EU & U.S. Overlap
A thorough review of existing data may produce some of the performance evaluation data needed for IVDR compliance. In fact, products that are FDA 510(K) cleared may have a head start, since a significant proportion of supporting testing and performance data may have already been sourced. After reviewing existing data, manufacturers can then source the study reports used to support the FDA submission to build a complete picture of the data and get a clearer idea of gaps that need filling. Manufacturers can use this process to consolidate regulatory information and systems, which can only be beneficial for future compliance activities and maintenance.
One area where requirements are fairly consistent is analytical performance (AP). Under both regulatory frameworks, the parameters that must be addressed are largely similar, with both the U.S. and the EU relying on state-of-the-art CLSI guidelines for AP studies.
For clinical performance, notified bodies will typically expect studies with samples that are representative of Europeans, unless due justification is given for using specimens from other geographies. Clinical performance studies under the IVDR also need to follow well-established standards, such as ISO 20916 on clinical performance studies using specimens from human subjects, and must adhere to the requirements outlined in Annex XIII section 2, including the contents outlined for the Clinical Performance Study Plan and Report (CPSP and CPSR).
Overall, one of the major changes IVDR brings is how prescriptive performance evaluation requirements have become and although much of FDA’s 510(K) data can be used, manufacturers still need to present performance evaluation documentation that meets all requirements of Annex XIII. The efforts involved in generating this new body of clinical evidence and all required deliverables cannot be underestimated.
The new classification rules of the IVDR mean that an estimated 84% of IVDs now fall under notified body scrutiny, compared to only 7% under the directive.1 At the same time, notified body expectations are higher, compared to the outgoing EU In Vitro Diagnostic Directive. A well-planned strategy will therefore minimize the need for remediation following initial submission and help to avoid the very real danger of product withdrawal. Though some products can benefit from a longer transition period following the date of application in May 2022, it is highly recommended that you do not delay your compliance efforts, as you are likely to need all the time available. Gathering clinical evidence is one of the most challenging areas of IVDR compliance, so prioritizing this is likely to be beneficial.

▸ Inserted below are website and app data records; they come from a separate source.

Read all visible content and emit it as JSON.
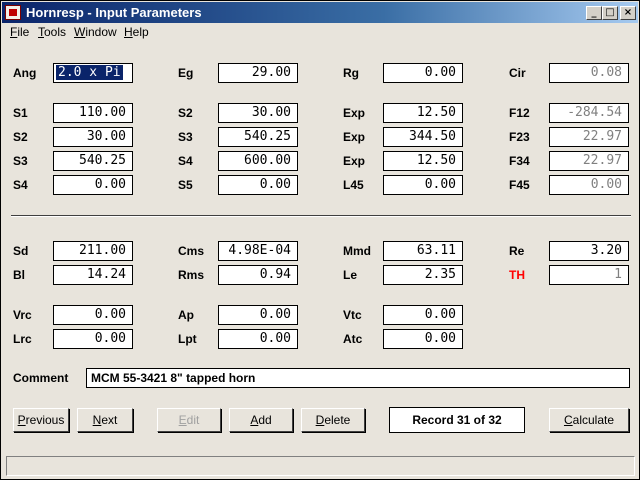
{
  "window": {
    "title": "Hornresp - Input Parameters",
    "controls": {
      "minimize": "_",
      "maximize": "□",
      "close": "×"
    }
  },
  "menu": [
    "File",
    "Tools",
    "Window",
    "Help"
  ],
  "params": {
    "ang": {
      "label": "Ang",
      "value": "2.0 x Pi"
    },
    "eg": {
      "label": "Eg",
      "value": "29.00"
    },
    "rg": {
      "label": "Rg",
      "value": "0.00"
    },
    "cir": {
      "label": "Cir",
      "value": "0.08"
    },
    "s1": {
      "label": "S1",
      "value": "110.00"
    },
    "s2a": {
      "label": "S2",
      "value": "30.00"
    },
    "exp1": {
      "label": "Exp",
      "value": "12.50"
    },
    "f12": {
      "label": "F12",
      "value": "-284.54"
    },
    "s2b": {
      "label": "S2",
      "value": "30.00"
    },
    "s3a": {
      "label": "S3",
      "value": "540.25"
    },
    "exp2": {
      "label": "Exp",
      "value": "344.50"
    },
    "f23": {
      "label": "F23",
      "value": "22.97"
    },
    "s3b": {
      "label": "S3",
      "value": "540.25"
    },
    "s4a": {
      "label": "S4",
      "value": "600.00"
    },
    "exp3": {
      "label": "Exp",
      "value": "12.50"
    },
    "f34": {
      "label": "F34",
      "value": "22.97"
    },
    "s4b": {
      "label": "S4",
      "value": "0.00"
    },
    "s5": {
      "label": "S5",
      "value": "0.00"
    },
    "l45": {
      "label": "L45",
      "value": "0.00"
    },
    "f45": {
      "label": "F45",
      "value": "0.00"
    },
    "sd": {
      "label": "Sd",
      "value": "211.00"
    },
    "cms": {
      "label": "Cms",
      "value": "4.98E-04"
    },
    "mmd": {
      "label": "Mmd",
      "value": "63.11"
    },
    "re": {
      "label": "Re",
      "value": "3.20"
    },
    "bl": {
      "label": "Bl",
      "value": "14.24"
    },
    "rms": {
      "label": "Rms",
      "value": "0.94"
    },
    "le": {
      "label": "Le",
      "value": "2.35"
    },
    "th": {
      "label": "TH",
      "value": "1"
    },
    "vrc": {
      "label": "Vrc",
      "value": "0.00"
    },
    "ap": {
      "label": "Ap",
      "value": "0.00"
    },
    "vtc": {
      "label": "Vtc",
      "value": "0.00"
    },
    "lrc": {
      "label": "Lrc",
      "value": "0.00"
    },
    "lpt": {
      "label": "Lpt",
      "value": "0.00"
    },
    "atc": {
      "label": "Atc",
      "value": "0.00"
    }
  },
  "comment": {
    "label": "Comment",
    "value": "MCM 55-3421 8\" tapped horn"
  },
  "buttons": {
    "previous": {
      "pre": "",
      "acc": "P",
      "post": "revious"
    },
    "next": {
      "pre": "",
      "acc": "N",
      "post": "ext"
    },
    "edit": {
      "pre": "",
      "acc": "E",
      "post": "dit"
    },
    "add": {
      "pre": "",
      "acc": "A",
      "post": "dd"
    },
    "delete": {
      "pre": "",
      "acc": "D",
      "post": "elete"
    },
    "calculate": {
      "pre": "",
      "acc": "C",
      "post": "alculate"
    }
  },
  "record": "Record 31 of 32",
  "colors": {
    "th_label": "#ff0000",
    "title_bar": "#0a246a",
    "readonly_text": "#808080"
  }
}
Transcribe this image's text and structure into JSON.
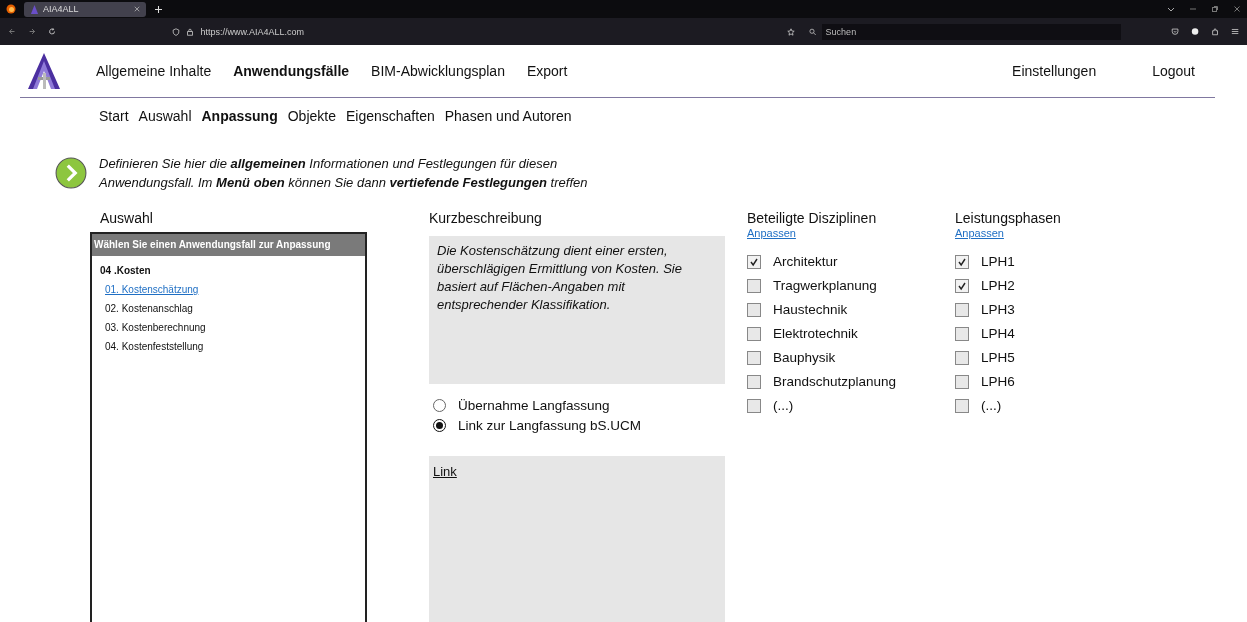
{
  "browser": {
    "tab": {
      "title": "AIA4ALL",
      "selected": true
    },
    "url": "https://www.AIA4ALL.com",
    "search": {
      "placeholder": "Suchen"
    }
  },
  "nav": {
    "items": [
      {
        "label": "Allgemeine Inhalte",
        "selected": false
      },
      {
        "label": "Anwendungsfälle",
        "selected": true
      },
      {
        "label": "BIM-Abwicklungsplan",
        "selected": false
      },
      {
        "label": "Export",
        "selected": false
      }
    ],
    "right": [
      "Einstellungen",
      "Logout"
    ]
  },
  "subnav": [
    {
      "label": "Start",
      "selected": false
    },
    {
      "label": "Auswahl",
      "selected": false
    },
    {
      "label": "Anpassung",
      "selected": true
    },
    {
      "label": "Objekte",
      "selected": false
    },
    {
      "label": "Eigenschaften",
      "selected": false
    },
    {
      "label": "Phasen und Autoren",
      "selected": false
    }
  ],
  "intro": "Definieren Sie hier die **allgemeinen** Informationen und Festlegungen für diesen Anwendungsfall. Im **Menü oben** können Sie dann **vertiefende Festlegungen** treffen",
  "auswahl": {
    "heading": "Auswahl",
    "header": "Wählen Sie einen Anwendungsfall zur Anpassung",
    "group": "04 .Kosten",
    "items": [
      {
        "label": "01. Kostenschätzung",
        "selected": true
      },
      {
        "label": "02. Kostenanschlag",
        "selected": false
      },
      {
        "label": "03. Kostenberechnung",
        "selected": false
      },
      {
        "label": "04. Kostenfeststellung",
        "selected": false
      }
    ]
  },
  "kurzbeschreibung": {
    "heading": "Kurzbeschreibung",
    "text": "Die Kostenschätzung dient einer ersten, überschlägigen Ermittlung von Kosten. Sie basiert auf Flächen-Angaben mit entsprechender Klassifikation.",
    "options": [
      {
        "label": "Übernahme Langfassung",
        "selected": false
      },
      {
        "label": "Link zur Langfassung bS.UCM",
        "selected": true
      }
    ],
    "link": "Link"
  },
  "disziplinen": {
    "heading": "Beteiligte Disziplinen",
    "action": "Anpassen",
    "items": [
      {
        "label": "Architektur",
        "checked": true
      },
      {
        "label": "Tragwerkplanung",
        "checked": false
      },
      {
        "label": "Haustechnik",
        "checked": false
      },
      {
        "label": "Elektrotechnik",
        "checked": false
      },
      {
        "label": "Bauphysik",
        "checked": false
      },
      {
        "label": "Brandschutzplanung",
        "checked": false
      },
      {
        "label": "(...)",
        "checked": false
      }
    ]
  },
  "leistungsphasen": {
    "heading": "Leistungsphasen",
    "action": "Anpassen",
    "items": [
      {
        "label": "LPH1",
        "checked": true
      },
      {
        "label": "LPH2",
        "checked": true
      },
      {
        "label": "LPH3",
        "checked": false
      },
      {
        "label": "LPH4",
        "checked": false
      },
      {
        "label": "LPH5",
        "checked": false
      },
      {
        "label": "LPH6",
        "checked": false
      },
      {
        "label": "(...)",
        "checked": false
      }
    ]
  }
}
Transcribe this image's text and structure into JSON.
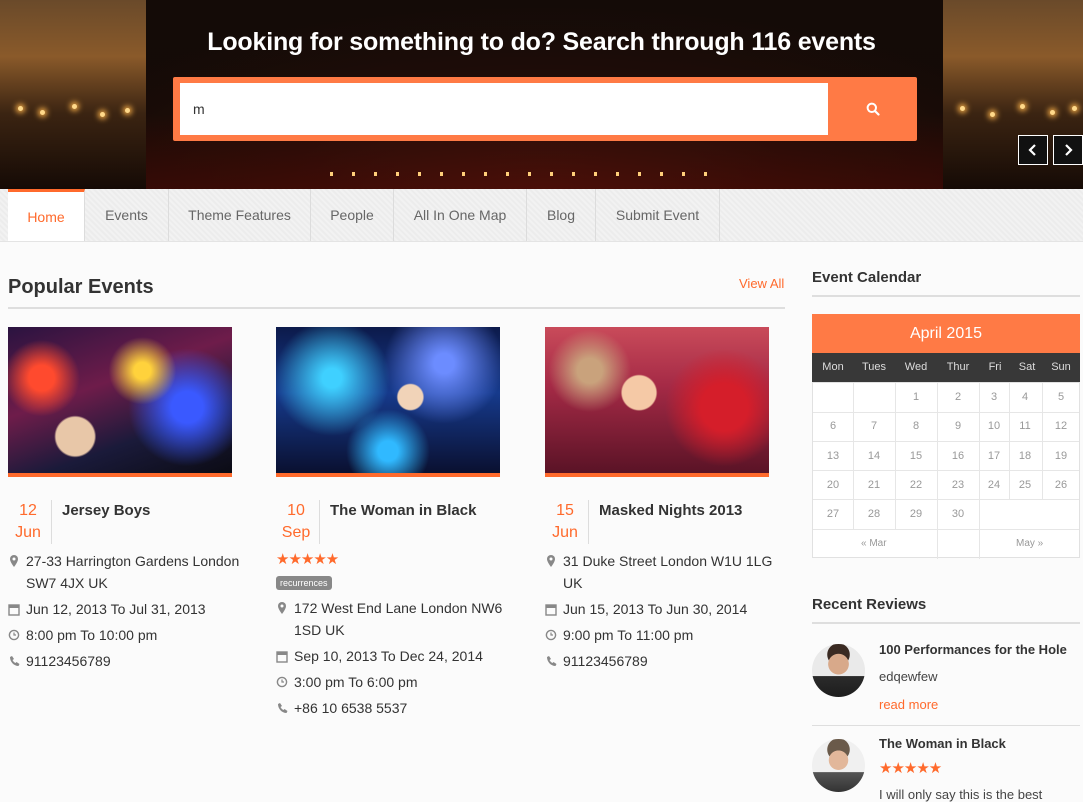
{
  "hero": {
    "heading": "Looking for something to do? Search through 116 events",
    "search_value": "m",
    "search_icon": "search-icon",
    "prev_icon": "chevron-left-icon",
    "next_icon": "chevron-right-icon"
  },
  "nav": {
    "items": [
      "Home",
      "Events",
      "Theme Features",
      "People",
      "All In One Map",
      "Blog",
      "Submit Event"
    ],
    "active": "Home"
  },
  "popular": {
    "title": "Popular Events",
    "view_all": "View All",
    "events": [
      {
        "day": "12",
        "month": "Jun",
        "title": "Jersey Boys",
        "address_line1": "27-33 Harrington Gardens London",
        "address_line2": "SW7 4JX UK",
        "dates": "Jun 12, 2013 To Jul 31, 2013",
        "time": "8:00 pm To 10:00 pm",
        "phone": "91123456789"
      },
      {
        "day": "10",
        "month": "Sep",
        "title": "The Woman in Black",
        "rating": "★★★★★",
        "tag": "recurrences",
        "address_line1": "172 West End Lane London NW6",
        "address_line2": "1SD UK",
        "dates": "Sep 10, 2013 To Dec 24, 2014",
        "time": "3:00 pm To 6:00 pm",
        "phone": "+86 10 6538 5537"
      },
      {
        "day": "15",
        "month": "Jun",
        "title": "Masked Nights 2013",
        "address_line1": "31 Duke Street London W1U 1LG",
        "address_line2": "UK",
        "dates": "Jun 15, 2013 To Jun 30, 2014",
        "time": "9:00 pm To 11:00 pm",
        "phone": "91123456789"
      }
    ]
  },
  "calendar": {
    "title": "Event Calendar",
    "month": "April 2015",
    "weekdays": [
      "Mon",
      "Tues",
      "Wed",
      "Thur",
      "Fri",
      "Sat",
      "Sun"
    ],
    "weeks": [
      [
        "",
        "",
        "1",
        "2",
        "3",
        "4",
        "5"
      ],
      [
        "6",
        "7",
        "8",
        "9",
        "10",
        "11",
        "12"
      ],
      [
        "13",
        "14",
        "15",
        "16",
        "17",
        "18",
        "19"
      ],
      [
        "20",
        "21",
        "22",
        "23",
        "24",
        "25",
        "26"
      ],
      [
        "27",
        "28",
        "29",
        "30",
        "",
        "",
        ""
      ]
    ],
    "prev": "« Mar",
    "next": "May »"
  },
  "reviews": {
    "title": "Recent Reviews",
    "items": [
      {
        "title": "100 Performances for the Hole",
        "text": "edqewfew",
        "read_more": "read more"
      },
      {
        "title": "The Woman in Black",
        "rating": "★★★★★",
        "text": "I will only say this is the best"
      }
    ]
  },
  "colors": {
    "accent": "#ff6a2c",
    "calendar_header": "#ff7a45",
    "weekday_bar": "#383838"
  }
}
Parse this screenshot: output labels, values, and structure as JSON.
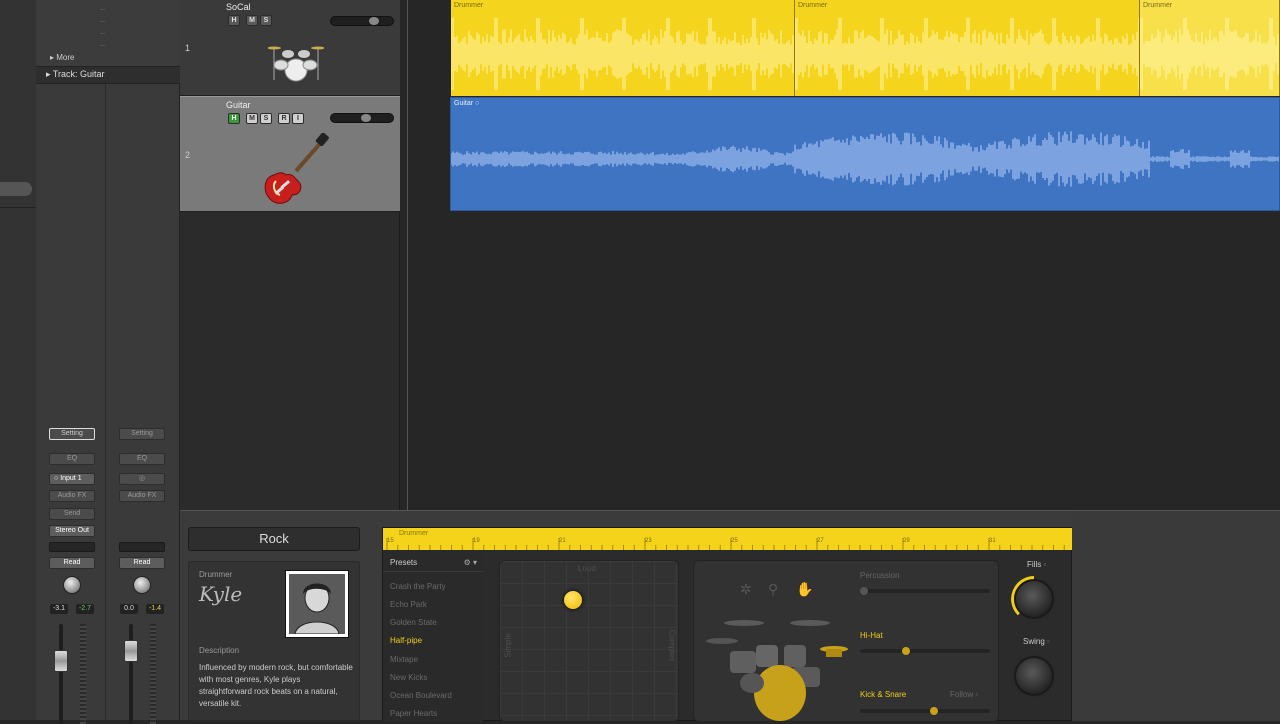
{
  "colors": {
    "accent_yellow": "#f5d31a",
    "region_blue": "#3f74c2",
    "region_yellow": "#f4d41c",
    "active_preset": "#f2cd17",
    "mute_green": "#3a9a3a"
  },
  "inspector": {
    "more_label": "More",
    "track_label": "Track: Guitar",
    "channels": [
      {
        "setting": "Setting",
        "eq": "EQ",
        "input": "Input 1",
        "audio_fx": "Audio FX",
        "send": "Send",
        "output": "Stereo Out",
        "automation": "Read",
        "pan_left": "-3.1",
        "pan_right": "-2.7"
      },
      {
        "setting": "Setting",
        "eq": "EQ",
        "audio_fx": "Audio FX",
        "automation": "Read",
        "pan_left": "0.0",
        "pan_right": "-1.4"
      }
    ]
  },
  "tracks": [
    {
      "number": "1",
      "name": "SoCal",
      "buttons": [
        "H",
        "M",
        "S"
      ],
      "icon": "drum-kit-icon"
    },
    {
      "number": "2",
      "name": "Guitar",
      "buttons": [
        "H",
        "M",
        "S",
        "R",
        "I"
      ],
      "icon": "electric-guitar-icon"
    }
  ],
  "regions": {
    "drummer": [
      "Drummer",
      "Drummer",
      "Drummer"
    ],
    "guitar": "Guitar"
  },
  "drummer_editor": {
    "genre": "Rock",
    "drummer_label": "Drummer",
    "drummer_name": "Kyle",
    "description_label": "Description",
    "description": "Influenced by modern rock, but comfortable with most genres, Kyle plays straightforward rock beats on a natural, versatile kit.",
    "ruler_label": "Drummer",
    "ruler_numbers": [
      "15",
      "19",
      "21",
      "23",
      "25",
      "27",
      "29",
      "31"
    ],
    "presets_label": "Presets",
    "presets": [
      "Crash the Party",
      "Echo Park",
      "Golden State",
      "Half-pipe",
      "Mixtape",
      "New Kicks",
      "Ocean Boulevard",
      "Paper Hearts"
    ],
    "active_preset": "Half-pipe",
    "xy_labels": {
      "top": "Loud",
      "left": "Simple",
      "right": "Complex"
    },
    "instruments": {
      "percussion": "Percussion",
      "hihat": "Hi-Hat",
      "kick_snare": "Kick & Snare",
      "follow": "Follow"
    },
    "fills_label": "Fills",
    "swing_label": "Swing"
  }
}
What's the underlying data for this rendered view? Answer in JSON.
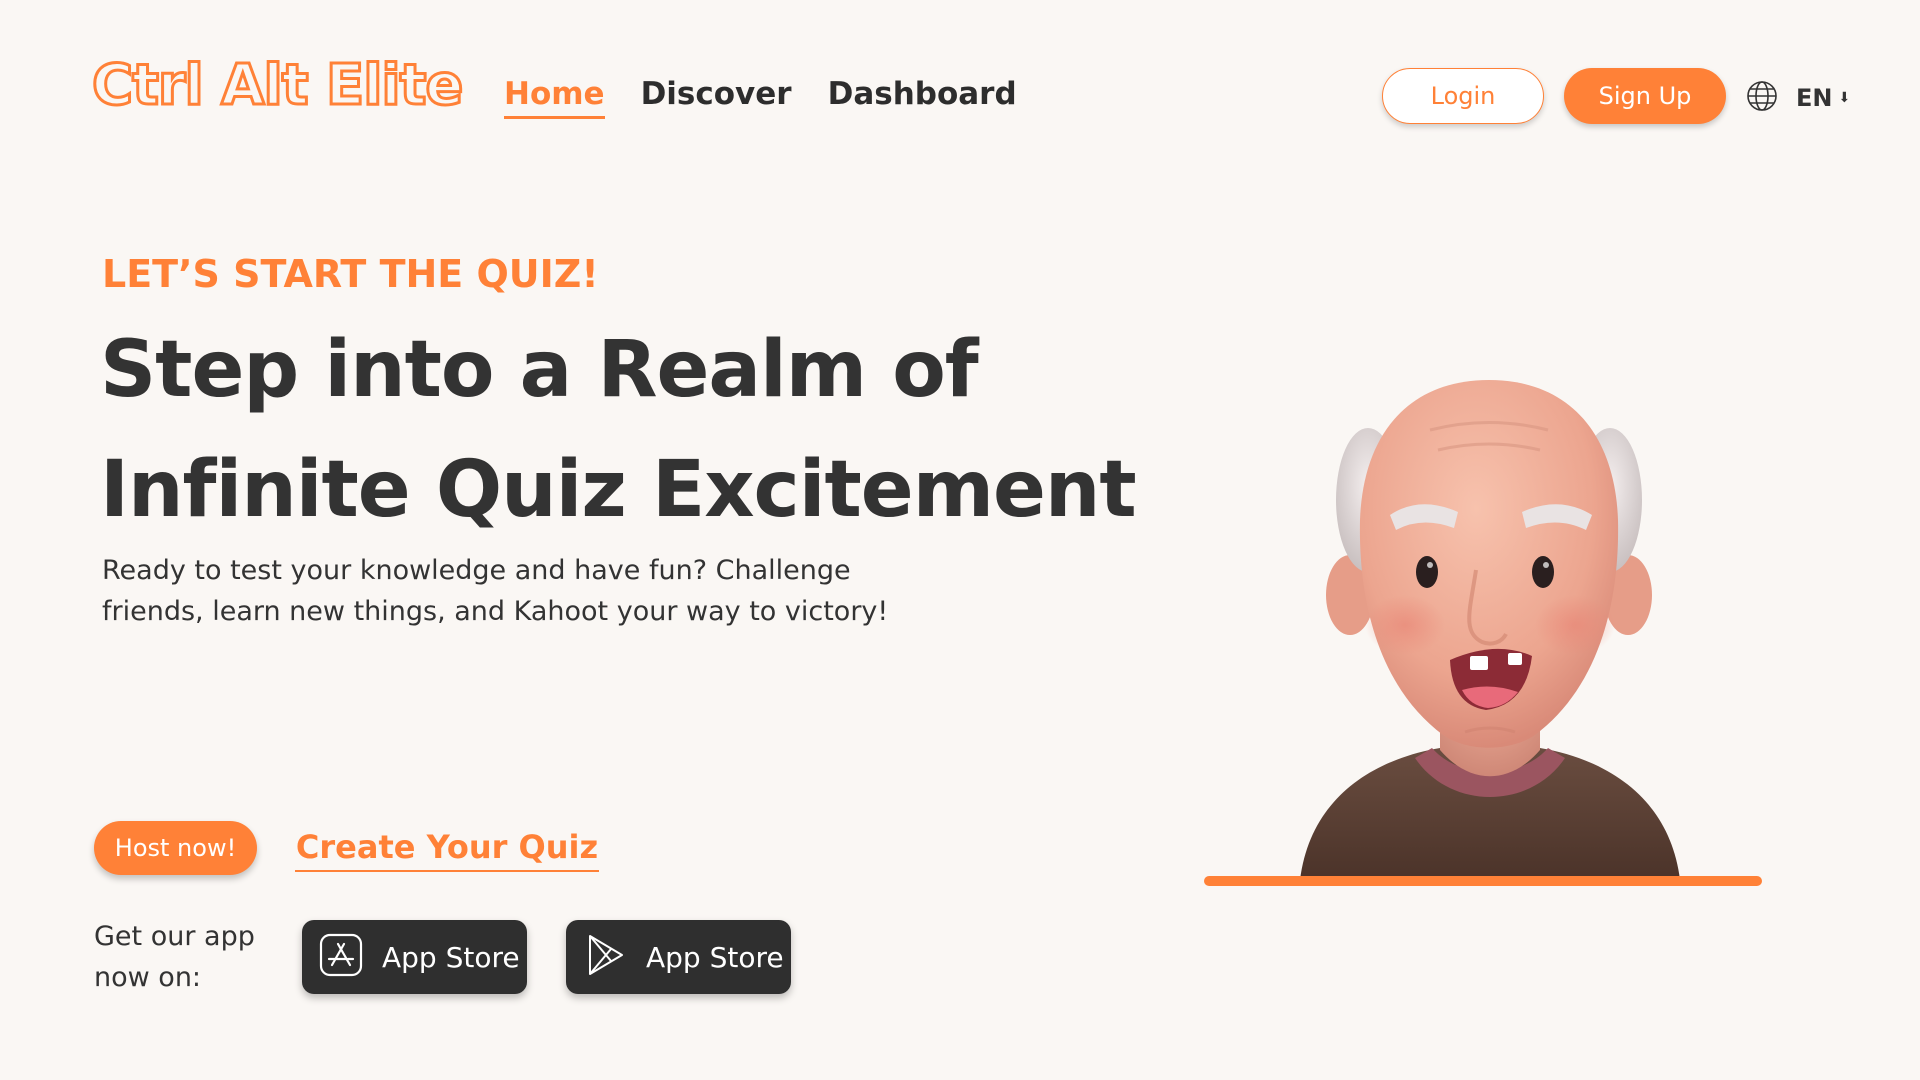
{
  "brand": {
    "name": "Ctrl Alt Elite",
    "accent_color": "#ff8137"
  },
  "nav": {
    "items": [
      {
        "label": "Home",
        "active": true
      },
      {
        "label": "Discover",
        "active": false
      },
      {
        "label": "Dashboard",
        "active": false
      }
    ]
  },
  "auth": {
    "login_label": "Login",
    "signup_label": "Sign Up"
  },
  "language": {
    "icon": "globe-icon",
    "code": "EN",
    "arrow_icon": "arrow-down-icon"
  },
  "hero": {
    "eyebrow": "LET’S START THE QUIZ!",
    "title_line1": "Step into a Realm of",
    "title_line2": "Infinite Quiz Excitement",
    "description": "Ready to test your knowledge and have fun? Challenge friends, learn new things, and Kahoot your way to victory!"
  },
  "cta": {
    "host_label": "Host now!",
    "create_label": "Create Your Quiz"
  },
  "app_download": {
    "text": "Get our app now on:",
    "stores": [
      {
        "label": "App Store",
        "icon": "app-store-icon"
      },
      {
        "label": "App Store",
        "icon": "google-play-icon"
      }
    ]
  },
  "illustration": {
    "icon": "old-man-avatar-icon"
  }
}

For further guidance on clinical evidence requirements under the IVDR, including a comparison between EU and U.S. requirements, download the free RQM+ white paper on the topic here.
About The Author:
Carlos Galamba is vice president of IVD intelligence and innovation at RQM+. He provides thought leadership and helps to drive technical quality for in vitro diagnostics. Previously, he spent seven years at BSI, where he was responsible for managing, coaching, and developing a global team of IVD technical experts. He was BSI’s first in-house clinician for IVDs, leading the implementation of the BSI clinical oversight process and making hundreds of CE marking recommendations for IVDs.
1The impact of the new European IVD classification rules on the notified body involvement; a study on the IVDs registered in the Netherlands RIVM Letter report 2018-0082 A. van Drongelen et al.